There are a lot of great fighters over at Tristar, but while they have great coaching and Firas helped me a lot, I felt they didn’t know my game enough and tried to change me too much as a fighter. Obviously I would have gotten better had I stayed there longer, but I feel like Michgian Top Team knows me well enough as a fighter to understand my strengths and weaknesses and help me improve. It was great working with Tristar and it was a blessing to work with my favorite fighter in George St. Pierre, but I feel that Michigan Top Team is a better fit right now.
Your opponent, Jocelyn Lybarger-Jones, last fought at UFC 194 and dropped a tough loss to Tecia Torres on short notice. What does she bring to the table?
I know she is a well-rounded fighter and that she is an RFA Champion. I couldn’t take much from her match with Tecia because Tecia makes everyone fight her fight. But I think she is a tough and well-rounded competitor and I am looking forward to this battle.
Conventional wisdom is that Torres was able to out-grind and wrestle Jocelyn and that you beat Tecia on TUF, so you should beat Jocelyn. Do you feel that is the case or she will be a different fighter on UFC Fight Night 89?
I think that my style matches up well with Tecia’s style and that for whatever reason Joclyn’s didn’t. But I think this fight will be much different because you can’t know for sure how one fighter matches up with another until the fight actually happens.
After a while you must have been bored with just staying around the house and not having a fight to look forward to. I know you loved spending the holidays with your husband and family but how excited were you to get the call for your next fight?
After my last fight I was very upset and pissed off with myself so I’m very excited to get back into the Octagon.
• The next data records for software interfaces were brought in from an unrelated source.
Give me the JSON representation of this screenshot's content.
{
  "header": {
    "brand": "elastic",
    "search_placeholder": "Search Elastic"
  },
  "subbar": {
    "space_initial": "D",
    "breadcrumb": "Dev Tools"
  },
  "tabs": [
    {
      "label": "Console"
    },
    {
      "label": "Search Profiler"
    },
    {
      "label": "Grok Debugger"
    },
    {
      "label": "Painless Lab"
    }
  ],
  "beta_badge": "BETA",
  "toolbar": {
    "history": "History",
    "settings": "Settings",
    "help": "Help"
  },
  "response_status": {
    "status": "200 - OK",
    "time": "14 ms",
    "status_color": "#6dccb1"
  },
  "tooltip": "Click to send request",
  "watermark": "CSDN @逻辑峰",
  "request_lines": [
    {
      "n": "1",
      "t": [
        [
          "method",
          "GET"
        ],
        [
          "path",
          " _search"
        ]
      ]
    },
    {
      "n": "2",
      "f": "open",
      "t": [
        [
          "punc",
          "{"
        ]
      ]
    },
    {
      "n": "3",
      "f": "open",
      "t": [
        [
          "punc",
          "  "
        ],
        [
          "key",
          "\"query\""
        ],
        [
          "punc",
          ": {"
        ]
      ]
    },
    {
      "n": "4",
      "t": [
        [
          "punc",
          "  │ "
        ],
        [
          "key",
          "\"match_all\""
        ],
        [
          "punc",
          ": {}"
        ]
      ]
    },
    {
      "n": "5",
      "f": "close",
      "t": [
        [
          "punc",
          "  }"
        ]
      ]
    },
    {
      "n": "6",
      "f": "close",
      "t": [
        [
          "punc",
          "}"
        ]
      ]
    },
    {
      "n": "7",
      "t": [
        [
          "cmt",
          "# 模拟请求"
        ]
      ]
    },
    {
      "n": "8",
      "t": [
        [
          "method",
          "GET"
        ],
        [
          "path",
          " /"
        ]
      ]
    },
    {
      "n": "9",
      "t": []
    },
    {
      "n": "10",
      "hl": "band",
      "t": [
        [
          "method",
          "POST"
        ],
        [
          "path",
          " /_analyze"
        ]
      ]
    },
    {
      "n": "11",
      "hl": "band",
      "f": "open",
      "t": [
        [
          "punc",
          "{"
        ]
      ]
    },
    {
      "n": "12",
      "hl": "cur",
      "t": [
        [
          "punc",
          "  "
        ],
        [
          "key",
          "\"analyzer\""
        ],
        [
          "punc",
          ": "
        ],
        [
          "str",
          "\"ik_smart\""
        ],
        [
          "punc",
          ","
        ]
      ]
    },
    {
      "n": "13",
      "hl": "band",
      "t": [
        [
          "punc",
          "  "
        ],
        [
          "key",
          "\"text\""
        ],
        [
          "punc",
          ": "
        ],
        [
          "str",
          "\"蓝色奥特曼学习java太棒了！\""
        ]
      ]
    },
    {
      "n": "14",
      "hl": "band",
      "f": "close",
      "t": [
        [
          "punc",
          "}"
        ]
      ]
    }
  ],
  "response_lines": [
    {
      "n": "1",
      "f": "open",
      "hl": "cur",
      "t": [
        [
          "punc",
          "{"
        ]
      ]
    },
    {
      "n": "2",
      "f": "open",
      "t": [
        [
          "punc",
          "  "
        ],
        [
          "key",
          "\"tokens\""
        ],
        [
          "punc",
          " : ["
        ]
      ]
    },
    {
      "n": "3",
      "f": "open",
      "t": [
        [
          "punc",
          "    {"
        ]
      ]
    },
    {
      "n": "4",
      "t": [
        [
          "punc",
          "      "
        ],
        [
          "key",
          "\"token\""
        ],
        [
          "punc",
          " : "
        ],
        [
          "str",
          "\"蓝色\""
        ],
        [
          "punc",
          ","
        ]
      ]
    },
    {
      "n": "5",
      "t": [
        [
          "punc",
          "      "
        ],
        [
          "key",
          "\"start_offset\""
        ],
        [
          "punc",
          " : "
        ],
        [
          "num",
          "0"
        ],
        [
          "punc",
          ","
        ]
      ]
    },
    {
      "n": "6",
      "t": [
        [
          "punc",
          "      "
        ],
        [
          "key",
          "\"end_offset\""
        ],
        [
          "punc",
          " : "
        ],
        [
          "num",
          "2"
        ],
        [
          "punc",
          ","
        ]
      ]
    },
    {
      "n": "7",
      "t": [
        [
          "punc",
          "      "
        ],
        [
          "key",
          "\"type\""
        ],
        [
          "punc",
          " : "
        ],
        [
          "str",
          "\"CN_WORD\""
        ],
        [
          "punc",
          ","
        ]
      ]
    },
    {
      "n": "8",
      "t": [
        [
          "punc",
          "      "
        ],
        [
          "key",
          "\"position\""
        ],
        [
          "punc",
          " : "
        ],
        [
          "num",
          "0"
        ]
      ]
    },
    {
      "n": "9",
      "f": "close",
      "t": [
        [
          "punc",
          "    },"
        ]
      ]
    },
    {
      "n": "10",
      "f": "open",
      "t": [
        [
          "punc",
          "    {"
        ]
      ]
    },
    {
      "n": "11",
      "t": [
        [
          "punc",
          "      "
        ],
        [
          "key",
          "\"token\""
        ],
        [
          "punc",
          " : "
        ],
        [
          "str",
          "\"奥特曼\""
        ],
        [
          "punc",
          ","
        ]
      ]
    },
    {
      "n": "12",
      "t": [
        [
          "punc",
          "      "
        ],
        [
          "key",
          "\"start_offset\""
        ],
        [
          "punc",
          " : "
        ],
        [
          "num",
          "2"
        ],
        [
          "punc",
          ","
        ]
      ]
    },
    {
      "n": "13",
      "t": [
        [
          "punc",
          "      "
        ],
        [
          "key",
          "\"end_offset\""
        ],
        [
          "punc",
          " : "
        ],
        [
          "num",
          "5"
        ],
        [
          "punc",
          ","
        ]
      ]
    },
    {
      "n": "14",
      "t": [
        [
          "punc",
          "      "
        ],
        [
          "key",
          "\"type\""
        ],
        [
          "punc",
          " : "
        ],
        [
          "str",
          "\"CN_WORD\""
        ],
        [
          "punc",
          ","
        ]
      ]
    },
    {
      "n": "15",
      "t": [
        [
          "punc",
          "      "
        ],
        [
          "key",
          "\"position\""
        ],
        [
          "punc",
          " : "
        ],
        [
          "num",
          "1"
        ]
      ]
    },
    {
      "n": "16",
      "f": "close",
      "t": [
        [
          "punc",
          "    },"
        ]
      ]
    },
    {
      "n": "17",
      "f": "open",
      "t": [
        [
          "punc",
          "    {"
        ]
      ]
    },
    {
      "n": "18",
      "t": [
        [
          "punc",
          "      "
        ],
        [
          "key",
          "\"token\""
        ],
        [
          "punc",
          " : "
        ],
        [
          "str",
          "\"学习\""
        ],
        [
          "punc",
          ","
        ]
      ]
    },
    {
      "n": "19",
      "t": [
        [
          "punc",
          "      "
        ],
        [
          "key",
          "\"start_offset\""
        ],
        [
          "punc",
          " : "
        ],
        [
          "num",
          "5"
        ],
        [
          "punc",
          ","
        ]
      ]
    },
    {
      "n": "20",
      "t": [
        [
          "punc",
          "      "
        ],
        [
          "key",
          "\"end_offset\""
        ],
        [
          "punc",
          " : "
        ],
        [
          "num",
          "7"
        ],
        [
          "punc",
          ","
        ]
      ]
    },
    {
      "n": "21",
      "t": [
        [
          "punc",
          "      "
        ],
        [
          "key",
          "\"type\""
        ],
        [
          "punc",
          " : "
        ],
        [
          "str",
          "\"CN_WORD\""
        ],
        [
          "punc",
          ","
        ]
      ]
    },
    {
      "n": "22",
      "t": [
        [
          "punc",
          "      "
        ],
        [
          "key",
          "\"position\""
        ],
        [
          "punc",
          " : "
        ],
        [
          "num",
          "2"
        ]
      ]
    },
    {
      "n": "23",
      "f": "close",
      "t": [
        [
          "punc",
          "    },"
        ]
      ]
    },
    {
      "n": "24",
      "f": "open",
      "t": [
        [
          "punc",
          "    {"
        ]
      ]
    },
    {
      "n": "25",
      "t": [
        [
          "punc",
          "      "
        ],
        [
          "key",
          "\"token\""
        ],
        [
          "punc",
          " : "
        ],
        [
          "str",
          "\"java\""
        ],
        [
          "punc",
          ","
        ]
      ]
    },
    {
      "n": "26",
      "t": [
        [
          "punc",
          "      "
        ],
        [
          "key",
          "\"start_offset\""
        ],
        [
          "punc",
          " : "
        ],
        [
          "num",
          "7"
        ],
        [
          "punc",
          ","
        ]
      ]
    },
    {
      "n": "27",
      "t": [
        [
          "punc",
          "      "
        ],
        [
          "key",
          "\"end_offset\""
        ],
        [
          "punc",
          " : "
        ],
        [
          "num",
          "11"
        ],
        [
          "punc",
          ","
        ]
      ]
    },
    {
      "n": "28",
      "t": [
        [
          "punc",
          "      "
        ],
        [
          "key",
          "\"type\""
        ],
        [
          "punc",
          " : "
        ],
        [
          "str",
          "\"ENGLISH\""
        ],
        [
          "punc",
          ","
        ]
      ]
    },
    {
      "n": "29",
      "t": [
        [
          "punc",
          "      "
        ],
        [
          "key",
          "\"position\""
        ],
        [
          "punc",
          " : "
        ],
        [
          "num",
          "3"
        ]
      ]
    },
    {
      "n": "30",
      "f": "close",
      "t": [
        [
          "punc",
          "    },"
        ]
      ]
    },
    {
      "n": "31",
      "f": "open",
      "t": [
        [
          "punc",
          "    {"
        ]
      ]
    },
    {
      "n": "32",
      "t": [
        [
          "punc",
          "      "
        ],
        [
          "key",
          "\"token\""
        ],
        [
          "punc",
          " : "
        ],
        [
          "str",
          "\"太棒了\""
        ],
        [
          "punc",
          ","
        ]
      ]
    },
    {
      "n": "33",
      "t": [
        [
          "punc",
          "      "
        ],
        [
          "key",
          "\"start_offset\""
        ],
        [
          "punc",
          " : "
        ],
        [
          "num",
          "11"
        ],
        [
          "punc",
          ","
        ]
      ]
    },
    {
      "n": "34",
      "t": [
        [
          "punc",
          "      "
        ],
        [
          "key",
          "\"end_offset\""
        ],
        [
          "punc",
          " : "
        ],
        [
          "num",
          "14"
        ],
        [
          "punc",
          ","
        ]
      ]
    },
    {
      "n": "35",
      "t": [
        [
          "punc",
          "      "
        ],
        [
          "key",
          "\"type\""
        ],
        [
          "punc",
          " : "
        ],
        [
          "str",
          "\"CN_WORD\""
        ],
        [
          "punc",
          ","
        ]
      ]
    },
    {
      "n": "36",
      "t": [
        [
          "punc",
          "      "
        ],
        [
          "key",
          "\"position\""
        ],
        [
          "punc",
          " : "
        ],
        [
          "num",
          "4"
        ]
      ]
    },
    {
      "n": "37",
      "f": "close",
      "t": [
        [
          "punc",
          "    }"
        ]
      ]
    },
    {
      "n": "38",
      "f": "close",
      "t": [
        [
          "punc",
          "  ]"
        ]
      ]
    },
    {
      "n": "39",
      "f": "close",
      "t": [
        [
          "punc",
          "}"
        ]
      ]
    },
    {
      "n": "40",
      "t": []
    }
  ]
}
That last bout has been bothering me for a while and I want to show I am better than that.
You are no longer wearing your jet black hair and have switched to becoming a full fledged red head. How have the fans handled this new found change and how did your husband react the first time he saw you with your red hair?
At first he was saying “Don’t do it, don’t do it!” But now he’s saying “Oh, I kinda like it!” The red hair was suggested by my sister as it’s a part of my personality that the fans don’t get to see. But also I realized, if you’re a mixed-martial artist, you’re a performer. We go out there on the big stage and perform not just in terms of an athletic competition but in promoting ourselves. I am a fighter but I am also a girl who loves my long red hair and wearing make up and looking pretty. I think most female fighters believe they have to be tough and ‘butch’ all the time but I want to show you can be more than that.
We have seen Paige Van Zandt, Miesha Tate and Ronda Rousey cross over into movies and modeling. You are an attractive and well-spoken young woman. Could Ronda Markos ever cross over into the TV and modelling side of things?
I have never thought about that before but I love wearing makeup and I would love to try acting down the line, but right now I am focused on my MMA career and don’t want to take away from that.
What was it like training under George St. Pierre? For most MMA fighters this is the equivalent of having Joe Montana as your QB coach, or Michael Jordan as your basketball tutor.
When I first started training MMA he was the guy that everybody wanted to watch. Everybody would go to the bars to watch him fight on PPV, watch him on TV, so the first time I went to Tristar and saw him working out I was in shock. Inside I was like “Oh, wow! This is George St. Pierre! This is the guy I wanted to meet all these years and he is here and he’s teaching me!” I tried to play it cool but inside I was geeking-out because here was a guy that I always looked up to and wanted to meet and it was really a dream come true. — Chris Connor